Friday, August 30, 2013


My son is off school today and the apples set really hard this year—to the point where enormous branches are breaking off because they can’t hold up all the fruit—so we went out and picked five gallons of apples, mostly windfalls, to make cider. His processing job was to hack the apples to pieces, which he enjoyed very much. My job was to run the pieces through the food processor to turn them into tiny bits. Then we fed them into my grandmother’s old juice press, taking turns twisting the augur and holding the press on the countertop (it’s inclined to torque around and fly off). And shazam: in ninety minutes we had turned five gallons of fruit into exactly one gallon of cider. And this cider is delicious. The flavor is not over-sweet—it is tart and sweet both, and just right.

The Administration advises you to leave your geese alone. You can spend as much time as you want, devising ways to improve their lot, and five minutes later they will discover that badly patched place where you overlapped the ends of two short pieces of fence, and they will all start coming and going that way in perfect happiness.

Tuesday, August 27, 2013

The Brain Trust

Here are some of the new fowl from this spring, cleaning their feathers. As it turned out, we did not have trios (one male, two female) of Pomeranian geese and Toulouses, plus five Blue Swedish ducks. We had one Pomeranian (female), three Toulouses (all female) and seven ducks (not all female), two of whom could be charitably construed as having once had Swedish relatives. Being unable to sex a goose—I can forgive this. Having white fence-climbing ducks running loose in your blue breeding flock, and packers who are not perfectly clear on the whole species difference between ducks and geese? No wonder the feed store changes the subject every time I go in and try to pay for the order.

And as it turns out, “silly” is a charitable epithet for a goose. We have had some enjoyable times lately watching the ducks and geese turn their baby pool into a mud bog is under five minutes using only their personal filth. It is mightily entertaining. But I would not ask them in for chess. I would not even ask them in for tic tac toe. The turkey has turned out to be not only more courageous than the rest, but an intellectual powerhouse by comparison. The other day I found her up in the Hen Room, quietly cleaning out the hanging feeder while her friends on the ground slugged it out with the sheep for the last three layer pellets.

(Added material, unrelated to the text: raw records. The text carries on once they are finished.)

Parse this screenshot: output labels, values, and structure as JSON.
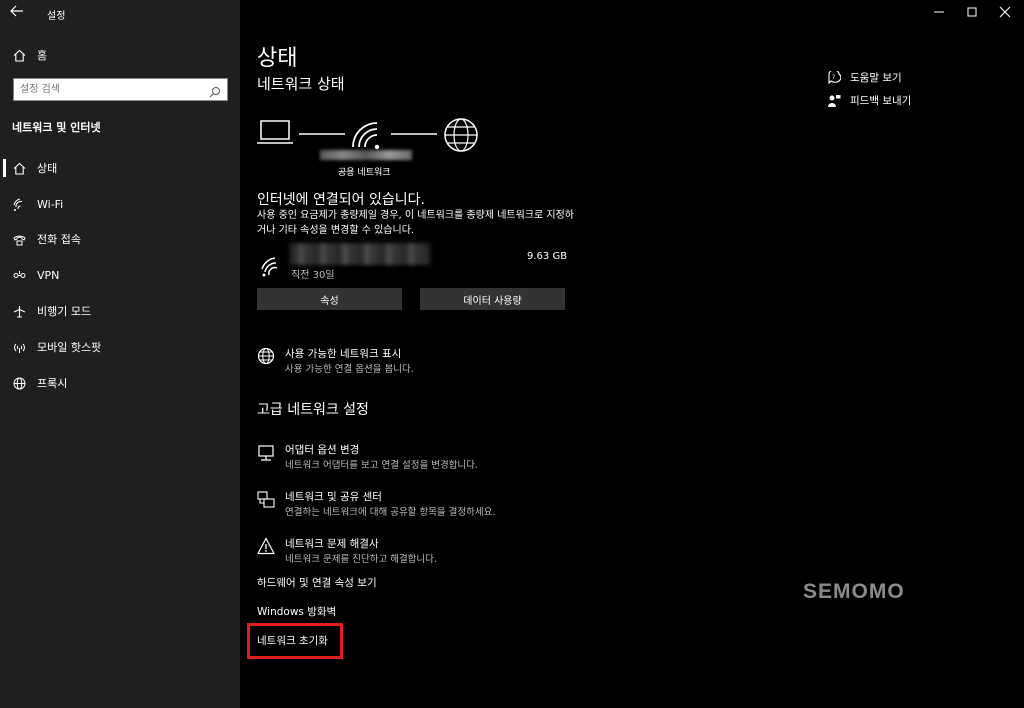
{
  "window": {
    "title": "설정"
  },
  "sidebar": {
    "home_label": "홈",
    "search_placeholder": "설정 검색",
    "section_title": "네트워크 및 인터넷",
    "items": [
      {
        "label": "상태",
        "icon": "home-status-icon",
        "selected": true
      },
      {
        "label": "Wi-Fi",
        "icon": "wifi-icon"
      },
      {
        "label": "전화 접속",
        "icon": "dialup-icon"
      },
      {
        "label": "VPN",
        "icon": "vpn-icon"
      },
      {
        "label": "비행기 모드",
        "icon": "airplane-icon"
      },
      {
        "label": "모바일 핫스팟",
        "icon": "hotspot-icon"
      },
      {
        "label": "프록시",
        "icon": "globe-icon"
      }
    ]
  },
  "main": {
    "title": "상태",
    "network_status_heading": "네트워크 상태",
    "network_kind": "공용 네트워크",
    "connection_title": "인터넷에 연결되어 있습니다.",
    "connection_desc": "사용 중인 요금제가 종량제일 경우, 이 네트워크를 종량제 네트워크로 지정하거나 기타 속성을 변경할 수 있습니다.",
    "usage": {
      "time": "직전 30일",
      "size": "9.63 GB"
    },
    "buttons": {
      "properties": "속성",
      "data_usage": "데이터 사용량"
    },
    "show_networks": {
      "title": "사용 가능한 네트워크 표시",
      "desc": "사용 가능한 연결 옵션을 봅니다."
    },
    "advanced_heading": "고급 네트워크 설정",
    "adapter": {
      "title": "어댑터 옵션 변경",
      "desc": "네트워크 어댑터를 보고 연결 설정을 변경합니다."
    },
    "sharing_center": {
      "title": "네트워크 및 공유 센터",
      "desc": "연결하는 네트워크에 대해 공유할 항목을 결정하세요."
    },
    "troubleshooter": {
      "title": "네트워크 문제 해결사",
      "desc": "네트워크 문제를 진단하고 해결합니다."
    },
    "hw_props": "하드웨어 및 연결 속성 보기",
    "firewall": "Windows 방화벽",
    "reset": "네트워크 초기화"
  },
  "right": {
    "help": "도움말 보기",
    "feedback": "피드백 보내기"
  },
  "watermark": "SEMOMO",
  "colors": {
    "highlight_border": "#e31b23",
    "sidebar_bg": "#1f1f1f",
    "button_bg": "#333333"
  }
}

Now I am pitting my wits against the Brain Trust’s lack of them to devise a way to get the birds through the summer pasture fence, somewhat torn up and no longer electrified, without getting the biggest Toulouse fouled helplessly and hopelessly in the wires. I do not especially want them outside the fence, but the apples are falling and no one can really expect them to keep away from that fabulous bounty, even if it is right at the edge of the fox-filled woods. So instead of keeping them in, I want to devise a way for them to pass in and out easily without letting the sheep go free. That way if the flock is pursued by predators, they can flee to the barnyard, where the sheep will rise in curiosity, thereby frightening off the goose-eating varmint by dint of the sheer size and hellishness of a Jacob. My first Goose Gate design involves a broken chair under the fenceline to create a little fence-tent passageway. I’ll let you know how it works.